Jay Jennings on Maravich (and a Never Too Late Basketball Weekend Camp)
Posted by Steve Bzomowski on February 11, 2007

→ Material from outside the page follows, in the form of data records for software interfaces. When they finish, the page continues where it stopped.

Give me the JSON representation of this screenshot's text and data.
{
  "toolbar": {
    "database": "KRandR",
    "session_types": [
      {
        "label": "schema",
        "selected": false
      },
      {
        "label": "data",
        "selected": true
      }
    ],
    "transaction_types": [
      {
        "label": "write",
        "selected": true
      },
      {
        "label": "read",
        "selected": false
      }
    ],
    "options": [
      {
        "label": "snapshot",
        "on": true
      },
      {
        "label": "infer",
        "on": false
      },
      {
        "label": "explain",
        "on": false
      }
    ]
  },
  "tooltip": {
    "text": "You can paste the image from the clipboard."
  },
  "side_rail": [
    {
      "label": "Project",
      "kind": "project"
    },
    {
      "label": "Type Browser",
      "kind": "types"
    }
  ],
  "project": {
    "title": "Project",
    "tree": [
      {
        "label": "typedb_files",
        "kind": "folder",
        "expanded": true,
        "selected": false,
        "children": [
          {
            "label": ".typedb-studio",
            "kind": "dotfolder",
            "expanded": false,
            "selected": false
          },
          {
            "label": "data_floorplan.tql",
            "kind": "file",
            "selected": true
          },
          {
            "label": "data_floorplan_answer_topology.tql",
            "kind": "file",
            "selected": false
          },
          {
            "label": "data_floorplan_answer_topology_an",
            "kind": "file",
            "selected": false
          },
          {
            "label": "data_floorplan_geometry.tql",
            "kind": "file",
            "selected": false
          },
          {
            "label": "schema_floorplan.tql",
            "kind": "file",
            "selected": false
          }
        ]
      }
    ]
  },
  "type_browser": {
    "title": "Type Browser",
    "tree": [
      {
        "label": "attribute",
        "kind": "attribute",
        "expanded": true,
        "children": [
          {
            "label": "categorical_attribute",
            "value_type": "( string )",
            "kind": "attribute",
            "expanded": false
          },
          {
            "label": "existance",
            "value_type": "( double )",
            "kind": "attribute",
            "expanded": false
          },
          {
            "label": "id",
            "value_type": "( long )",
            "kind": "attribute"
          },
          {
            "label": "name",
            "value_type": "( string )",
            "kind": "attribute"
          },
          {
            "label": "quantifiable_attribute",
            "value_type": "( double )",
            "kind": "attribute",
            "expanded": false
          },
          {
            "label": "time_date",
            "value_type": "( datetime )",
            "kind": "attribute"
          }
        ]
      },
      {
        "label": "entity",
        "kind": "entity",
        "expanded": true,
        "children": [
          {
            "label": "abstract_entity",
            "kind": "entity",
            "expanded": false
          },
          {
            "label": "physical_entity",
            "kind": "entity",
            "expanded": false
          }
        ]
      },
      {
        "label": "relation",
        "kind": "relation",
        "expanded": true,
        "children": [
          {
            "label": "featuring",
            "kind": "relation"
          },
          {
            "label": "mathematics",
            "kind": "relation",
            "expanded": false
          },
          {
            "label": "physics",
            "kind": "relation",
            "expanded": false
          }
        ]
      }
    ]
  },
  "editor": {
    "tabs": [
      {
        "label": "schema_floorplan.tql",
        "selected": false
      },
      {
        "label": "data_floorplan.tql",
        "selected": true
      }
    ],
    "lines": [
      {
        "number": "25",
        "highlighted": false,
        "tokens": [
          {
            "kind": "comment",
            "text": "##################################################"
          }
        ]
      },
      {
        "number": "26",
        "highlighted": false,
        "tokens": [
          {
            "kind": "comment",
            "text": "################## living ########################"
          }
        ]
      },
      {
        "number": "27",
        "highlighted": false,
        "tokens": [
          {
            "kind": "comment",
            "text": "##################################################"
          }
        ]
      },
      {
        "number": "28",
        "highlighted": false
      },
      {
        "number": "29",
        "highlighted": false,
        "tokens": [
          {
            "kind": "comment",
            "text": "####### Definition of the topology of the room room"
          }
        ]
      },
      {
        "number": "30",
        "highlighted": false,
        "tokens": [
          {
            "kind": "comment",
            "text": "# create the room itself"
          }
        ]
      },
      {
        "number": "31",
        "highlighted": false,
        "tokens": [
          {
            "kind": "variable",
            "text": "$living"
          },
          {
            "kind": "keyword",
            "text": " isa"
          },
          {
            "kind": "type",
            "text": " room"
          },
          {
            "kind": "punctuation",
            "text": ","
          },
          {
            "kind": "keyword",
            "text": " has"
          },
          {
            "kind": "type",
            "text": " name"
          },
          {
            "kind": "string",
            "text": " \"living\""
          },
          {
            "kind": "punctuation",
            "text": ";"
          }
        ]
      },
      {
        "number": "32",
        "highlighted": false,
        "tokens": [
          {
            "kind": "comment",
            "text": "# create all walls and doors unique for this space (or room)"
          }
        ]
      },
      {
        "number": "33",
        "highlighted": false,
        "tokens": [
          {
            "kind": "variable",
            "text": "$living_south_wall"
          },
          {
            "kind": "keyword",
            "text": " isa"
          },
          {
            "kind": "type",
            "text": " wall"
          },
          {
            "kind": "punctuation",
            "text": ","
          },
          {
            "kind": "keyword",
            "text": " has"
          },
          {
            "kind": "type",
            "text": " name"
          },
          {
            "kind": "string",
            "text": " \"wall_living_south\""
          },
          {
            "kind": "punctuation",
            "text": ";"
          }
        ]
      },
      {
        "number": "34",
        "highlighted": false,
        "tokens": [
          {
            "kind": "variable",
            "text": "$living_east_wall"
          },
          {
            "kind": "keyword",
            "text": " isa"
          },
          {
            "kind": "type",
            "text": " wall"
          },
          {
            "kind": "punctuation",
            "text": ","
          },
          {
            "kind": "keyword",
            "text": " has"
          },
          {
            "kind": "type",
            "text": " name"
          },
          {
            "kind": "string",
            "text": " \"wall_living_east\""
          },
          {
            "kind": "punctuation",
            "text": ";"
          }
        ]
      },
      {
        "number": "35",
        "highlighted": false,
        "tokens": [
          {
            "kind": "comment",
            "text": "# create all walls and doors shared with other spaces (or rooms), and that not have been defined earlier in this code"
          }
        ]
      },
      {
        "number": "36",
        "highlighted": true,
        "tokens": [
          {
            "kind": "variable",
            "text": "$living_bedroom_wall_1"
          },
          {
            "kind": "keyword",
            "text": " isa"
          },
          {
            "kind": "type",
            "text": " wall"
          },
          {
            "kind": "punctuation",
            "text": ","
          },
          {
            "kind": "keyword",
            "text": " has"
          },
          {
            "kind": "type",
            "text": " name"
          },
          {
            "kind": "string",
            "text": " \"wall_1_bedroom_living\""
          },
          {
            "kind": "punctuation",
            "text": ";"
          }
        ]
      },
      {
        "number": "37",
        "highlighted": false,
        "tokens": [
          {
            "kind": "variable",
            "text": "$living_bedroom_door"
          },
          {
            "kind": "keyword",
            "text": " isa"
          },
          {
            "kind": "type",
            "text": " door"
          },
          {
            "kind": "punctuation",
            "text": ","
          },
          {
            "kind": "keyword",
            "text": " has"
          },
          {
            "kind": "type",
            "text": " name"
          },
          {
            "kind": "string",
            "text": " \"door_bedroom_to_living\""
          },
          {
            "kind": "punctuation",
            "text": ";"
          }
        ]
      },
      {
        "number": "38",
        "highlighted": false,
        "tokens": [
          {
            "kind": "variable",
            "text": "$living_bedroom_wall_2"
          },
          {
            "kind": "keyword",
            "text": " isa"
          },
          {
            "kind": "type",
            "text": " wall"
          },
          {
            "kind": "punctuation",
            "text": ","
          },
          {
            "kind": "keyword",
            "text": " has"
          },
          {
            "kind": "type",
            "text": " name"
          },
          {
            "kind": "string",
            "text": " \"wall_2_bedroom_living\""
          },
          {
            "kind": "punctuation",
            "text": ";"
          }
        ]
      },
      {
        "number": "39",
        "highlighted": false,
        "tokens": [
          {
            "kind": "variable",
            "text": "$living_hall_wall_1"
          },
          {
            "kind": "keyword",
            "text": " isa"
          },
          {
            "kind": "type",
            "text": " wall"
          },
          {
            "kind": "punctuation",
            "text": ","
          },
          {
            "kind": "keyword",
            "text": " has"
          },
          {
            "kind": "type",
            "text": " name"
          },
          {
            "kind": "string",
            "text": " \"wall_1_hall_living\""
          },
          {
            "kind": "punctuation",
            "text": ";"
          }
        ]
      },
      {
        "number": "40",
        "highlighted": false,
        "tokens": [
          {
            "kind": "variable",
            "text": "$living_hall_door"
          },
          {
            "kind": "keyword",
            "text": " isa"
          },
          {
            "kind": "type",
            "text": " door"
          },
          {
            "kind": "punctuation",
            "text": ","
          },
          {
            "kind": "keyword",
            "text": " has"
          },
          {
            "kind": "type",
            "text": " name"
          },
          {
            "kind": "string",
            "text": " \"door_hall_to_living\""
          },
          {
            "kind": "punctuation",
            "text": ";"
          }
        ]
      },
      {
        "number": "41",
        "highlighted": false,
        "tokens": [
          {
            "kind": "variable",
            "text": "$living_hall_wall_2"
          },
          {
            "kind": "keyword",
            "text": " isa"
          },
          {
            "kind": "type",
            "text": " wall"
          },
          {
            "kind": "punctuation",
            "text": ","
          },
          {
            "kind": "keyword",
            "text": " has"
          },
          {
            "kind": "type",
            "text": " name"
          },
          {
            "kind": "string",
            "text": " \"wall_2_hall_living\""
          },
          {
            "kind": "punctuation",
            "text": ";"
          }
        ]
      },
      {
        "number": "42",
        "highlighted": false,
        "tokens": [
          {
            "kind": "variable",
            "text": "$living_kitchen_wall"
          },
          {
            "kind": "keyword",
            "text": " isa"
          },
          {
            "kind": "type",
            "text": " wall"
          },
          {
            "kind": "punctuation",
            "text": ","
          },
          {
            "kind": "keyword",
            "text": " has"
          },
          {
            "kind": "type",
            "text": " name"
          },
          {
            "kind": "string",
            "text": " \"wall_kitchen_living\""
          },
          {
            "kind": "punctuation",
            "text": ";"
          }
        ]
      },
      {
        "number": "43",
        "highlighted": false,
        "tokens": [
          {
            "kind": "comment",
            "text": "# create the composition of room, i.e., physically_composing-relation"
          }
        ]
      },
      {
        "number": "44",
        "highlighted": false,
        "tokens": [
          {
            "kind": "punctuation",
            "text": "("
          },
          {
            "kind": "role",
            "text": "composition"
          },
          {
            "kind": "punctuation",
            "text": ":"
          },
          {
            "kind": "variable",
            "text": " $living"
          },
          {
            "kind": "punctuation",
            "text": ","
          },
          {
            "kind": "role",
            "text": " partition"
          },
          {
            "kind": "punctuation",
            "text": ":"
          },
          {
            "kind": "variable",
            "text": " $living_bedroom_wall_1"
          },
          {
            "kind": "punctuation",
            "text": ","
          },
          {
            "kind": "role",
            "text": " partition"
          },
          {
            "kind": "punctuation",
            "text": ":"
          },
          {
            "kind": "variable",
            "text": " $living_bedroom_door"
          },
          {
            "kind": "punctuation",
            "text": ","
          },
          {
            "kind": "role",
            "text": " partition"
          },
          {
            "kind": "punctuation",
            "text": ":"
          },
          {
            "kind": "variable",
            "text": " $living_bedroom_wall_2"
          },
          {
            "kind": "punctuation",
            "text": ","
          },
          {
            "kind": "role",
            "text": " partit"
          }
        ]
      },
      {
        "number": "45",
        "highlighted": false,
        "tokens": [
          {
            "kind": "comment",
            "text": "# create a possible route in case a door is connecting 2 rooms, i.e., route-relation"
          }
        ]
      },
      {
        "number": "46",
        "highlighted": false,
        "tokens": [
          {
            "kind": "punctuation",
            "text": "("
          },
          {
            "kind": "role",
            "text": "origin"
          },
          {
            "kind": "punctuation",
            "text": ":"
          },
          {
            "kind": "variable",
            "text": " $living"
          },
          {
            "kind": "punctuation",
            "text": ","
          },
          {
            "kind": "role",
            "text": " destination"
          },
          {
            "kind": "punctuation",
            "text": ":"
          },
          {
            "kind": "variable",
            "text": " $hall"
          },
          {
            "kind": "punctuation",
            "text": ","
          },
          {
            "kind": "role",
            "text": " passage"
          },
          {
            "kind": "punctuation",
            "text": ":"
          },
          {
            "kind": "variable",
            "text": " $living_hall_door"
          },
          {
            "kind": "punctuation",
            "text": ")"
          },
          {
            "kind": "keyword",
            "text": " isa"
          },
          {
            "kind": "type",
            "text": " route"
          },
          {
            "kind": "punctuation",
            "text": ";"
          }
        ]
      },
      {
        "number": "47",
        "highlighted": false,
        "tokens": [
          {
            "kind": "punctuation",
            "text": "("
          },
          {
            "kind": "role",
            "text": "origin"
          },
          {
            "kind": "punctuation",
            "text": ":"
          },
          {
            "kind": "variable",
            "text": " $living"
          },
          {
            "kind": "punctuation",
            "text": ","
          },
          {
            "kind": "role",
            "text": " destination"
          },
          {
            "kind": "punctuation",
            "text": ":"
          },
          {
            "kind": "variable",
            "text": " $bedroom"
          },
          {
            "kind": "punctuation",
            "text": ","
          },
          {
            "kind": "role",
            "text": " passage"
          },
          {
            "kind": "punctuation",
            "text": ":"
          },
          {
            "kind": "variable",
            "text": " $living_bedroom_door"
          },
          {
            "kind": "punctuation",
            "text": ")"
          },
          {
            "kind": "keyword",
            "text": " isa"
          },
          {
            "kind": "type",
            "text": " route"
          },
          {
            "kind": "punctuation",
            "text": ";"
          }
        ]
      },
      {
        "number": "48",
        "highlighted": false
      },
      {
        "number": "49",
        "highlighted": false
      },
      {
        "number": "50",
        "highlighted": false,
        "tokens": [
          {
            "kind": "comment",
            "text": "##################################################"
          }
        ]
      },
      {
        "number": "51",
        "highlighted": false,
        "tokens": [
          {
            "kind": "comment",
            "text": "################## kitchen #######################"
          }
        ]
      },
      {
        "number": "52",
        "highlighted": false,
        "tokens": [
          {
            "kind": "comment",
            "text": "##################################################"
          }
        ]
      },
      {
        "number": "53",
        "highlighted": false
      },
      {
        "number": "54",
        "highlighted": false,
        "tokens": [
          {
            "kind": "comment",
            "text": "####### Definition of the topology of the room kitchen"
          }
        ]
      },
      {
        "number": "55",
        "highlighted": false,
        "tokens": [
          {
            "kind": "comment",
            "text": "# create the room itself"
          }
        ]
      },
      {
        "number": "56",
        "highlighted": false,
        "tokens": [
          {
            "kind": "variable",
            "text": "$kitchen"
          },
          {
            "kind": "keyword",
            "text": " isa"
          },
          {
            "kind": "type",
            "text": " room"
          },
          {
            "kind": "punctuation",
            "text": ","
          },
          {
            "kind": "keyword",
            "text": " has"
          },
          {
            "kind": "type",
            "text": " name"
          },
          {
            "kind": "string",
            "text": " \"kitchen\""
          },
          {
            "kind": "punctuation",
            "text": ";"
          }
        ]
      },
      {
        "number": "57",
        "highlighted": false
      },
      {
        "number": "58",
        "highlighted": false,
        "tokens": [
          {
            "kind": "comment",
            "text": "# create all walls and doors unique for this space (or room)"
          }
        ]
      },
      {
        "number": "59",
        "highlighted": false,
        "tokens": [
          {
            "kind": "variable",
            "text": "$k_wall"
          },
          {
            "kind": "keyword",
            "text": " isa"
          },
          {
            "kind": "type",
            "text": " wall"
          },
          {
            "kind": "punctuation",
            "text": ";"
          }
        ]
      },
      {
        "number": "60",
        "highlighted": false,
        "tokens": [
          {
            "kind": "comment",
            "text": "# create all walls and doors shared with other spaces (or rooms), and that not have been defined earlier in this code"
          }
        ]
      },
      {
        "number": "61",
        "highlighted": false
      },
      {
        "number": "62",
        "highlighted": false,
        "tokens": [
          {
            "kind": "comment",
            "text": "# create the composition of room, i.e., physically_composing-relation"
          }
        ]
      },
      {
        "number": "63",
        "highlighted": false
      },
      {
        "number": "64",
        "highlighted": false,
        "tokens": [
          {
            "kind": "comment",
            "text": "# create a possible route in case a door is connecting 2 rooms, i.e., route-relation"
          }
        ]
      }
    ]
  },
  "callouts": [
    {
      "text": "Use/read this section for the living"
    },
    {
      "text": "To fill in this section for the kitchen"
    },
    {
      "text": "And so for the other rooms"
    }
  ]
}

Jay Jennings, a sports and literature guy who will take down a book in his reviews if it deserves it, wrote a generally complimentary piece for today’s NY Times Book Review on two biographies published recently about Pete Maravich. He is like I am: interested enough to read about Pete and his dad, Press, and what made him who he was (and wasn’t) but in the end it’s . . . roll the tape, let’s see that behind-the-back pass to the front of the rim from – heaven strike me down if I did not see this with my own eyes – the dead right corner. Jennings played (and practiced) hoops with us at the second ever NTL Weekend Camp (we’ve now held more than 70) in The Berkshires in Western Massachusetts for a feature piece in Sports Illustrated. Here’s what he wrote of himself: “I had come to (NTL) . . . to become Bobby Hurley. I figured if one whiny, short white guy with a bad haircut could play against the Dream Team, there was hope for me”. Turns out, Jennings was a good ballplayer (as good in the drills as in the games; with work could have played Harvard JV, maybe) and wrote an enormously encouraging piece that gave us our first national exposure.
(Bill Simmons also, as usual, has a funny and on-the-money take [“Maravich was like 12 Globetrotters rolled into one”] on the same two books in ESPN the Magazine.)
This was my introduction to Pete Maravich: I was in eighth grade, I think. I was way into Pat Riley (and Louie Dampier) because Riley was from Schenectady, NY’s Linton High School; he and the Kentucky Wildcats were big in the Albany area, where I lived. I had planned to listen to the Kentucky/LSU game on the radio that night (if cloud conditions and weather were right, I could actually get the signal from WKYM). But I was a kid, probably had played five hours of hoops that day, so I fell asleep before the game. Then, then I was awakened by this roar from the radio. I thought, “did I miss the whole game”? I looked at the time and it was only 8 o’clock, the game hadn’t even started. Here’s what the announcer, barely audible over the din said: “A freshman from LSU, Pete Maravich, has just electrified the crowd by scoring 70 points in the freshmen game (freshmen weren’t allowed to play varsity then) in the most incredible individual performance I have ever witnessed”! Then, as now, I could not wait to see Pistol Pete flying down the court, the ball a yo-yo, the defenders props, with nothing but a world of magic and endless possibilities between him and the hoop.
(Thank you to Nelson for the Pistol Pete You Tube video tip.)